Building information modeling (BIM) is a collaborative way of working, which provides everyone working on the project with accessible, accurate data. It leads to better communication, greater efficiency, more precise programmes and estimating and reduced risk.
When we think of BIM, we often think of better design coordination and improved constructability. But the real value can come after handover, when the owner or facility manager receives a complete and accurate set of information.
BIM use in complex projects is a great tool. BIM is capable of positively impacting all phases of a project life-cycle. BIM significantly enhances the project team’s ability to collaborate and use other innovative tools, from prefabrication to virtual models in the field.
With the support of a BIM coordinator, project managers can significantly improve quality, efficiency and schedule certainty for the principal.
A single, connected model improves communication within the design and construction teams and the parametric elements of the model create a robust database. The building owner and facility manager can utilize the data within the model during the occupation of the building. Harvesting the information in that database can help everyone be more efficient and also create new opportunities for revenue expansion.
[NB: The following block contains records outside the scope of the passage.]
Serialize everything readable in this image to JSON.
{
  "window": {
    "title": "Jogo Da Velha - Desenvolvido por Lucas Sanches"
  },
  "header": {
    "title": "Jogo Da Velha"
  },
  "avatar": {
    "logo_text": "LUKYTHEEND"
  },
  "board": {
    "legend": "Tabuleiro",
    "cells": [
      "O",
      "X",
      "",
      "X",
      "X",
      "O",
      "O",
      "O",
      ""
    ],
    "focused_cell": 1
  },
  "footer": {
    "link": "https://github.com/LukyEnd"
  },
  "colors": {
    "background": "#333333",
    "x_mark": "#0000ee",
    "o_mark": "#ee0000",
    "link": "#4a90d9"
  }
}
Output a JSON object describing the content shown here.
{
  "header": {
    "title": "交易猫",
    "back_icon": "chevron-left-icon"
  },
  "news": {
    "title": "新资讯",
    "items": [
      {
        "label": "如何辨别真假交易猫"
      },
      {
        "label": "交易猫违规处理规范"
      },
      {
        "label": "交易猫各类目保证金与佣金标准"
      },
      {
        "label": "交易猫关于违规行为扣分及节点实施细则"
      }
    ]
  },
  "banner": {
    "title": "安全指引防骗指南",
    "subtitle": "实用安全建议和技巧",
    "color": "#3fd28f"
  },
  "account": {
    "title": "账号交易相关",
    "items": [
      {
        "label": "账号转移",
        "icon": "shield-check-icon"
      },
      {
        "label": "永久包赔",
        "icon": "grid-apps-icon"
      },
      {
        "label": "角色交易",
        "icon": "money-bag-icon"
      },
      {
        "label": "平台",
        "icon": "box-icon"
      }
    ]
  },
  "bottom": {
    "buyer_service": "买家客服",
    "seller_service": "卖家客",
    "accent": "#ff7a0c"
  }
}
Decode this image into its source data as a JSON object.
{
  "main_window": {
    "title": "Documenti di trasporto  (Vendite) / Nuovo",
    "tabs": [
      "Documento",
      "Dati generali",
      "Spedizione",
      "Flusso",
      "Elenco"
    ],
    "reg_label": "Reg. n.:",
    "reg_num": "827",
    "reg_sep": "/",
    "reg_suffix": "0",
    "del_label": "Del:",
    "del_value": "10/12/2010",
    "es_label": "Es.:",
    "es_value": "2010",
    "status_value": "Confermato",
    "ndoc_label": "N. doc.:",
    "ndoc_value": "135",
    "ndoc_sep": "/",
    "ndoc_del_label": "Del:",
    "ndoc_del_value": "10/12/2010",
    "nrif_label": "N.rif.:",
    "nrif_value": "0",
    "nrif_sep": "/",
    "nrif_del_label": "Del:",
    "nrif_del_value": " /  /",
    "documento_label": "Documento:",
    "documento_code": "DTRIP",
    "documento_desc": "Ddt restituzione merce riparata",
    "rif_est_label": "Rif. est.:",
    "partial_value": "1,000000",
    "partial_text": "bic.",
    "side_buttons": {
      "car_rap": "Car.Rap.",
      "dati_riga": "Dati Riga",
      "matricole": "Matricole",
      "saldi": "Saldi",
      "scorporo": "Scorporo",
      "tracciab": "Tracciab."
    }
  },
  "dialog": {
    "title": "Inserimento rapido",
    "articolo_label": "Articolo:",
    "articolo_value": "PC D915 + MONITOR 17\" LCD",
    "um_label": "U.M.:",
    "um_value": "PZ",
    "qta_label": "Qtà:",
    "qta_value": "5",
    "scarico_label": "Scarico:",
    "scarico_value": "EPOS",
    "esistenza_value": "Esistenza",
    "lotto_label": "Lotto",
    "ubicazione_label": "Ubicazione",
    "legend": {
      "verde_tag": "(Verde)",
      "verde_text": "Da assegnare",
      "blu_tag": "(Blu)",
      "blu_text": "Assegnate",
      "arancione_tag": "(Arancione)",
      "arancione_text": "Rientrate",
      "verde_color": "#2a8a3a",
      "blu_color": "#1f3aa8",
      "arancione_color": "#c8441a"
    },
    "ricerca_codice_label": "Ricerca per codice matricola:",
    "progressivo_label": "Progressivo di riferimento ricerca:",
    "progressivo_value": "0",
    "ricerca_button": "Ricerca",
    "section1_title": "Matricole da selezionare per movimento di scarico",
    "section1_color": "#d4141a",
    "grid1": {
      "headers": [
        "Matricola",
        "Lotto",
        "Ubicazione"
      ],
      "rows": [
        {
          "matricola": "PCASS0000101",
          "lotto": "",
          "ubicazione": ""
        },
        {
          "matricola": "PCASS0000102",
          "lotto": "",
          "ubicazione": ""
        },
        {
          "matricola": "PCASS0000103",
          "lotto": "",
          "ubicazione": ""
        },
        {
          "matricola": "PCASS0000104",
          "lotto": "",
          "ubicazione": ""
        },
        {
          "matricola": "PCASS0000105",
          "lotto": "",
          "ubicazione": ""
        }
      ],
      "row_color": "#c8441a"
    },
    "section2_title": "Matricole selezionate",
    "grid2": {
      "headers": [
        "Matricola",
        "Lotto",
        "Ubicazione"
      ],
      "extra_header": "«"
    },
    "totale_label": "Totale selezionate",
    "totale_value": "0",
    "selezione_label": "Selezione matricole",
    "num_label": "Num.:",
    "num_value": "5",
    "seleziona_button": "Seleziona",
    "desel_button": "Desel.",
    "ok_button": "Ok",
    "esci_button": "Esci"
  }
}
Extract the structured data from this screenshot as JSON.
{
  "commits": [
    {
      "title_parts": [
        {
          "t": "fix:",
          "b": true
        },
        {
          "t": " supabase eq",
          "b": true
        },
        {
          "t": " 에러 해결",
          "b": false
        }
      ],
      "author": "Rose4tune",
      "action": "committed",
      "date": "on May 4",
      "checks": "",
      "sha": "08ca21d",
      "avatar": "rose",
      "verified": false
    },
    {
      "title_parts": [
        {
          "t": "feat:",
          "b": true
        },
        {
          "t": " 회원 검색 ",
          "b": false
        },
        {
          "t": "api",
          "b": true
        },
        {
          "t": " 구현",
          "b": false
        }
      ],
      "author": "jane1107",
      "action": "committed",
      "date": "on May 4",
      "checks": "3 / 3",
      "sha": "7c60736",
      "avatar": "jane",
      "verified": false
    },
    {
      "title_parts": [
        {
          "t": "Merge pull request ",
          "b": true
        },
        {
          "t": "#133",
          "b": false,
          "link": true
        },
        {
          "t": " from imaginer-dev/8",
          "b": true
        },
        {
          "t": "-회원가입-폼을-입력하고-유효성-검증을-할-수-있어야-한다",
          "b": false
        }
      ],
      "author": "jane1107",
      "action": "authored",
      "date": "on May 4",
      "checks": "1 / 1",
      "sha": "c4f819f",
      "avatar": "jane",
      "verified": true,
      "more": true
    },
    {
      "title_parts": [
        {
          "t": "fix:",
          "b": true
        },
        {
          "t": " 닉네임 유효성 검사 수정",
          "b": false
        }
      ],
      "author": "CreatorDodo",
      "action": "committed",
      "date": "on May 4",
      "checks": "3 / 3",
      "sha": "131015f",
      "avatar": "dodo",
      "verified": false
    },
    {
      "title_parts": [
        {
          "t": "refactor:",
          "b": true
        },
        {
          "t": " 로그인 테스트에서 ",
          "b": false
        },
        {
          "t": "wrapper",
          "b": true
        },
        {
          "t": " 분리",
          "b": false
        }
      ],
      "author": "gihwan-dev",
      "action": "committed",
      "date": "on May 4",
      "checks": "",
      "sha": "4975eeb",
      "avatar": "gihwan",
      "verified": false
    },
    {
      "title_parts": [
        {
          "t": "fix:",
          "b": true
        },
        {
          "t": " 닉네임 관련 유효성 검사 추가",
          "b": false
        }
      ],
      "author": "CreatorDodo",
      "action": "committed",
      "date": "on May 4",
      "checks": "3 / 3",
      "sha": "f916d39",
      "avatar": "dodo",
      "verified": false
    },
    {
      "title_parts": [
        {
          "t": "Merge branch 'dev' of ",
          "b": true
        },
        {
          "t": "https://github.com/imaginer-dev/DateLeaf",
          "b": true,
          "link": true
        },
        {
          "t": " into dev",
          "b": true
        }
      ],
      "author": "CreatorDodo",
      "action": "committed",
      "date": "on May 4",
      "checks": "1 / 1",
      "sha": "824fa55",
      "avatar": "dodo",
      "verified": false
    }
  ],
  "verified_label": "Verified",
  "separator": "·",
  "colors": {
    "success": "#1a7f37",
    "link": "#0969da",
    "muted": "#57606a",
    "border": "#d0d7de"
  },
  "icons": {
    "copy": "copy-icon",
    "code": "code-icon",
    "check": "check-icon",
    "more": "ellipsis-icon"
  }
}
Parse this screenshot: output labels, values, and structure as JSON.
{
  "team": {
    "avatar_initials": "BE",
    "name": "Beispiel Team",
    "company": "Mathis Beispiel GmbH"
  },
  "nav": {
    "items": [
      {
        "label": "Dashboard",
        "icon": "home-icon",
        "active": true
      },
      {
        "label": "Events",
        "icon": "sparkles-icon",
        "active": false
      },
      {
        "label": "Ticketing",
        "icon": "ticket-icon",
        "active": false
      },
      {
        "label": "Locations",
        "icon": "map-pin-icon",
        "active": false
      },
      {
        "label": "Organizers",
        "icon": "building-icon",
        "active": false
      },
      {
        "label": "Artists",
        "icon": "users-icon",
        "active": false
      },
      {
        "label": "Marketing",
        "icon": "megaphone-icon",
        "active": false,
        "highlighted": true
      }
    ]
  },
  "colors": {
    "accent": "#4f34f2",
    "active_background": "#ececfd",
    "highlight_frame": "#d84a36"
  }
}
Modeling, instead of drawing, is the new paradigm, fostering new cooperation, innovation and building life-cycle savings.
We see BIM as an excellent tool to reduce risk, manage costs, and optimize schedules on complex building projects.
We have used BIM to develop the design of several complex projects over the recent years.
We have our own BIM servers and our team is extensively experienced in efficiently establishing an integral collaboration in the BIM model.
Results of using BIM are impressive:
- 20% reduction in build costs
- 30% reduction in costs over the lifetime of the building
- 30% to 40% reduction in risk, better predictability of outcomes
- 40% to 60% increase in the overall project quality
- 45% to 65% reduction in conflicts and re-work during construction.
Lean construction management applies the successful principle of lean management to construction projects and building sites.
The construction itself and the delivery or building process should be planned including all those involved, aiming at maximizing value, reducing lead times while reducing waste in complex projects.
The focus is on the whole projects and not on just speeding up individual steps or reducing individual costs, that might lead to increased costs elsewhere and on stimulating a long term scope and creating a partnership with those involved.
Besides control of processes, LCM also focuses on optimization of site logistics.
We understand lean construction as the “way to design production systems to minimize waste of materials, time, and effort in order to generate the maximum possible amount of value”.